Castlevania needed a fresh start. After years of the same Symphony of the Night-copies, that might have been nice but lacked in ambition, Konami finally understood what the series needed: new blood. After having rejected some internal ideas, they gave the job to Spanish developer Mercury Steam. They've developed titles like the rather average Scrapland and Jericho, and I can't claim that I had much hope that they'd do any justice to my favorite game series. But obviously all they needed was a firm hand and some guidance, by none less than Hideo Kojima himself, because Castlevania: Lords of Shadow is a really good game.
Forget everything you might know about the storyline of the Castlevania-games. Lords of Shadow is a total restart that ignores most of what has gone before. We go back to the year 1047, at the breaking point between ancient mythology and Christian order. Gabriel Belmont is a warrior in a holy society that embarks on a massive quest in an attempt to resurrect his dead wife. He carries a weapon called the Combat Cross, which normally looks like a normal crucifix. But one end can be extended into a whip, and the other into a handy pole for staking vampires with. Because of this the weapon is also called Vampire Killer...
It would have been simple, but a bit unfair, to call Lords of Shadow a God of War-clone. Whipping skeletons and Medusa-heads is something Konamis' heroes had been doing for ages before Kratos entered the scene. But there are similarities in how combat works. With your weapon's long range it's easy to keep your enemies at a distance and hammer away at the buttons until they stop moving (most of them have been dead for a long time to begin with). Compared to Kratos you have to be a lot faster when it comes to your foot work and dodge out of the way more often.
But there's more depth to it than that. There's four different special weapons to be found during the course of the game, and the monsters can drop energy balls that powers your magic - which you have to spend wisely. Throughout the game you'll find new abilities and new combos that makes the combat more varied and more or less every level opens up new possibilities. In general, varied is something you can call the whole game and when it comes to tempo I'd probably compare it to Uncharted, but with more puzzles. Action takes up a lot of the time, but there are many times the adrenaline is allowed to stop pumping for a bit and you get a chance to enjoy the scenery.
Which is nice, considering that Castlevania: Lords of Shadow is a very pretty game. The monsters might be based on the old games, but its design is somewhere between Lord of the Rings and Guillermo Del Toro's Pan's Labyrinth. It might get a bit too much of the "dark, gritty, adult"-theme at times, and it's seldom with as much self-irony as the old games, but it fits the story and the mood of the game perfectly.
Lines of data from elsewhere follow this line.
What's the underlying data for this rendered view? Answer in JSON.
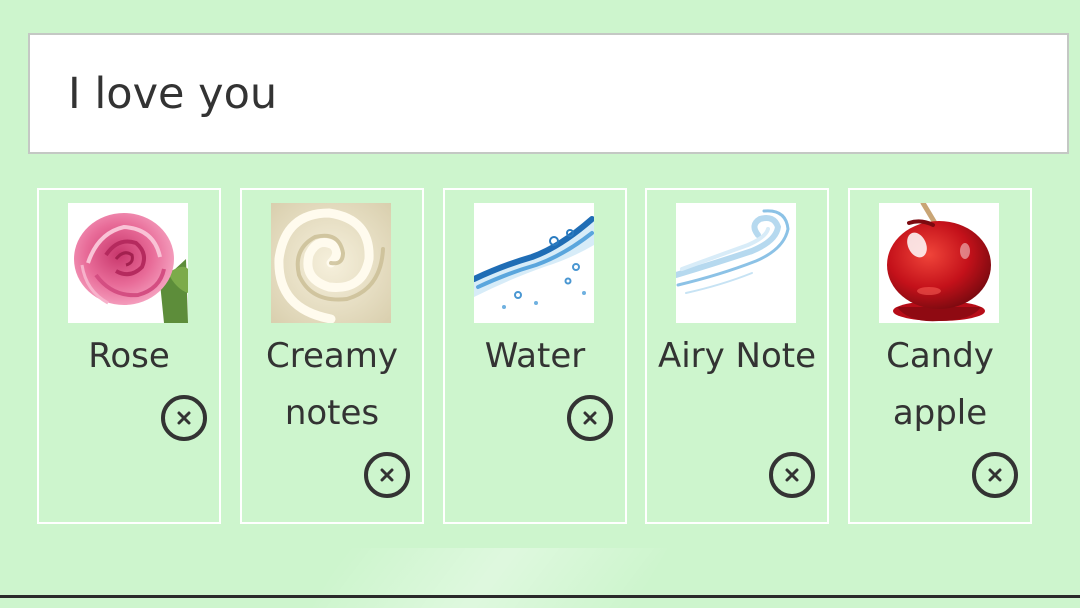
{
  "message": {
    "value": "I love you"
  },
  "notes": [
    {
      "label": "Rose",
      "image": "rose-image"
    },
    {
      "label": "Creamy notes",
      "image": "cream-swirl-image"
    },
    {
      "label": "Water",
      "image": "water-splash-image"
    },
    {
      "label": "Airy Note",
      "image": "air-swirl-image"
    },
    {
      "label": "Candy apple",
      "image": "candy-apple-image"
    }
  ],
  "icons": {
    "remove": "close-circle-icon"
  },
  "colors": {
    "background": "#cdf5cd",
    "card_border": "#ffffff",
    "text": "#333333"
  }
}
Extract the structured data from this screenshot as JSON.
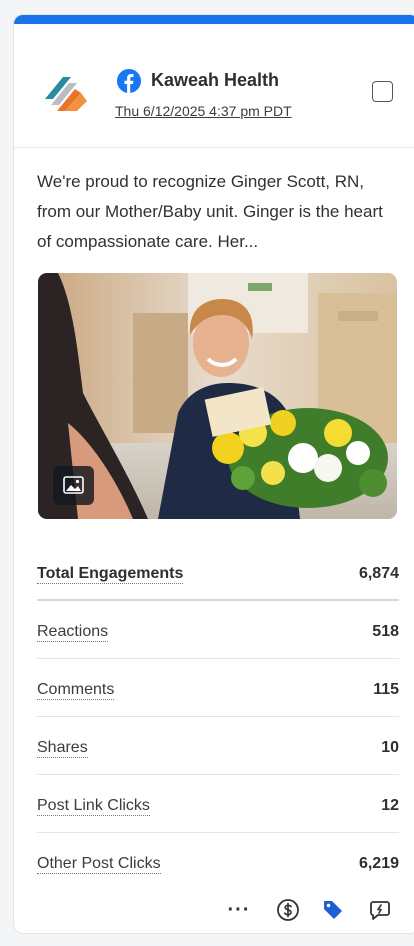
{
  "post": {
    "account_name": "Kaweah Health",
    "timestamp": "Thu 6/12/2025 4:37 pm PDT",
    "caption": "We're proud to recognize Ginger Scott, RN, from our Mother/Baby unit. Ginger is the heart of compassionate care. Her..."
  },
  "metrics": [
    {
      "label": "Total Engagements",
      "value": "6,874"
    },
    {
      "label": "Reactions",
      "value": "518"
    },
    {
      "label": "Comments",
      "value": "115"
    },
    {
      "label": "Shares",
      "value": "10"
    },
    {
      "label": "Post Link Clicks",
      "value": "12"
    },
    {
      "label": "Other Post Clicks",
      "value": "6,219"
    }
  ],
  "footer": {
    "more_label": "···"
  },
  "icons": {
    "network": "facebook-icon",
    "media_type": "image-icon",
    "actions": [
      "more-icon",
      "dollar-icon",
      "tag-icon",
      "reply-icon"
    ]
  },
  "colors": {
    "accent": "#1a73e8",
    "facebook": "#1877f2",
    "tag": "#1a5fd6"
  }
}
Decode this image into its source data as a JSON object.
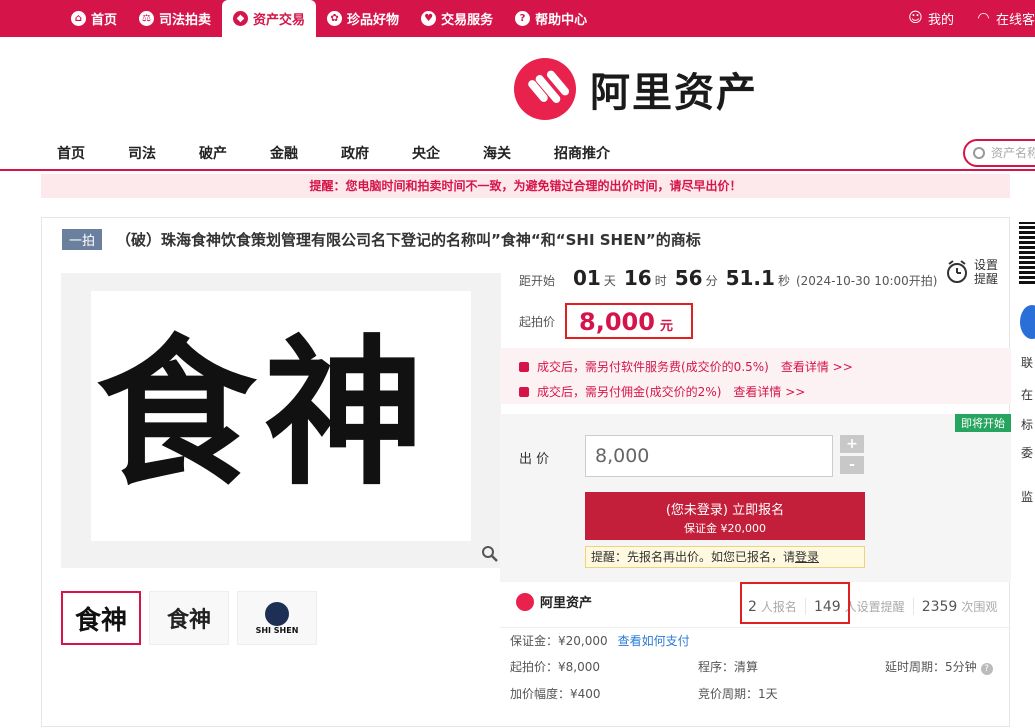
{
  "top_nav": {
    "items": [
      {
        "label": "首页",
        "icon": "home-icon"
      },
      {
        "label": "司法拍卖",
        "icon": "court-icon"
      },
      {
        "label": "资产交易",
        "icon": "asset-icon"
      },
      {
        "label": "珍品好物",
        "icon": "gem-icon"
      },
      {
        "label": "交易服务",
        "icon": "heart-icon"
      },
      {
        "label": "帮助中心",
        "icon": "help-icon"
      }
    ],
    "active": "资产交易",
    "right": [
      {
        "label": "我的",
        "icon": "user-icon"
      },
      {
        "label": "在线客",
        "icon": "headset-icon"
      }
    ]
  },
  "logo": {
    "text": "阿里资产"
  },
  "category_nav": {
    "items": [
      "首页",
      "司法",
      "破产",
      "金融",
      "政府",
      "央企",
      "海关",
      "招商推介"
    ],
    "search_placeholder": "资产名称"
  },
  "notice": "提醒：您电脑时间和拍卖时间不一致，为避免错过合理的出价时间，请尽早出价！",
  "lot": {
    "tag": "一拍",
    "title": "（破）珠海食神饮食策划管理有限公司名下登记的名称叫”食神“和“SHI SHEN”的商标"
  },
  "countdown": {
    "label": "距开始",
    "days": "01",
    "days_unit": "天",
    "hours": "16",
    "hours_unit": "时",
    "minutes": "56",
    "minutes_unit": "分",
    "seconds": "51.1",
    "seconds_unit": "秒",
    "note": "(2024-10-30 10:00开拍)"
  },
  "reminder": {
    "label": "设置提醒"
  },
  "price": {
    "label": "起拍价",
    "value": "8,000",
    "unit": "元"
  },
  "fees": [
    {
      "text": "成交后，需另付软件服务费(成交价的0.5%)",
      "link": "查看详情 >>"
    },
    {
      "text": "成交后，需另付佣金(成交价的2%)",
      "link": "查看详情 >>"
    }
  ],
  "bid": {
    "status_badge": "即将开始",
    "label": "出 价",
    "value": "8,000",
    "plus": "+",
    "minus": "-",
    "register_line1": "(您未登录) 立即报名",
    "register_line2": "保证金 ¥20,000",
    "tip_prefix": "提醒：先报名再出价。如您已报名，请",
    "tip_link": "登录"
  },
  "org": {
    "name": "阿里资产"
  },
  "stats": [
    {
      "value": "2",
      "label": "人报名"
    },
    {
      "value": "149",
      "label": "人设置提醒"
    },
    {
      "value": "2359",
      "label": "次围观"
    }
  ],
  "details": {
    "deposit": "保证金：¥20,000",
    "deposit_link": "查看如何支付",
    "start_price": "起拍价：¥8,000",
    "procedure": "程序：清算",
    "delay": "延时周期：5分钟",
    "increment": "加价幅度：¥400",
    "bid_cycle": "竞价周期：1天"
  },
  "gallery": {
    "main_text": "食神",
    "thumbs": [
      "食神",
      "食神",
      "SHI SHEN"
    ]
  },
  "sidebar": {
    "lines": [
      "联",
      "在",
      "标",
      "委",
      "监"
    ]
  },
  "colors": {
    "brand": "#d5154a",
    "button": "#c41f3a",
    "badge_green": "#25a55f",
    "link": "#2a7ad6"
  }
}
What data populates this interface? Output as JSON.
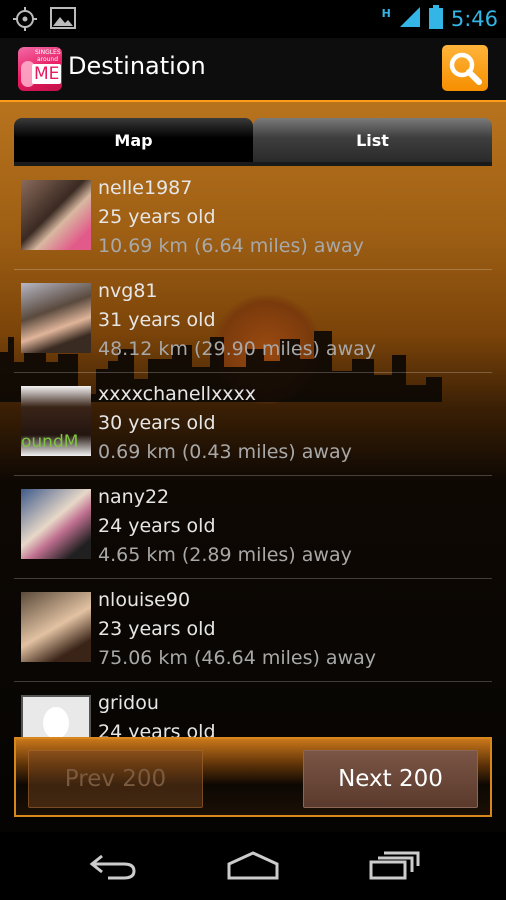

We get to travel across a mythological Europe where the old gods still haven't left room for the Christian medieval times, filled with ancient ruins, oppressed villages and caves filled with monsters. Besides the bombastic storytelling, the environments are the greatest strengths of the title. That you can go from a beautiful oasis to a cold, gothic castle makes me constantly look forward to the next level and what might await me there.
All this graphical overflow and the high production values come with a price, though. Mercy Steam are still no tech-gurus and the framerate suffers because of it. Compared to many Western games it's not that bad, but if you go from a silky smooth action game like Bayonetta Castlevania might feel like a slide show from time to time. And while I'm whining I might as well mention that sometimes it's hard to figure out where to go in the huge environments and some enemies can take a bit too much of a beating.
Another thing I don't like very much, which I didn't see coming, is the music. It might be incredibly epic, well-composed and makes my pulse race, but it lacks an identity. It recalls every soundtrack by Harry Gregson-Williams, Howard Shore or Hans Zimmer but I am never - except in a few easter egg-cases - reminded of Castlevania-classics like Bloody Tears, Beginning or Wicked Child. Perhaps epic choires fits the game's design better than disted guitars. Perhaps I'm just a reactionary obsessed with Konami's earlier music.
On the other hand, Patrick "Captain Picard" Stewart lifts up any production he takes part in and his role as the mentor figure (and storyteller) Zobek is a welcome addition to the game. Robert Carlyle does a good angry and bitter Belmont that really works as a main character. I would have liked a bit less of the grunting and panting whenever he goes climbing, though. The mood isn't really the same when it sounds like Gabriel is constipated while doing his death defying acrobatics.
Castlevania: Lords of Shadow is a great adventure with a smart story, lots of re-playability in the form of extra sidequests and exploration and it has some awesome battles. Mercury Steam have claimed it takes about 20 hours to finish and they are pretty correct in that. I'm glad they didn't fall in any multiplayer trap, and while the game has some flaws and could have been more technically polished, it's by far the best three dimensional Castlevania and one of the most epic action titles so far this year.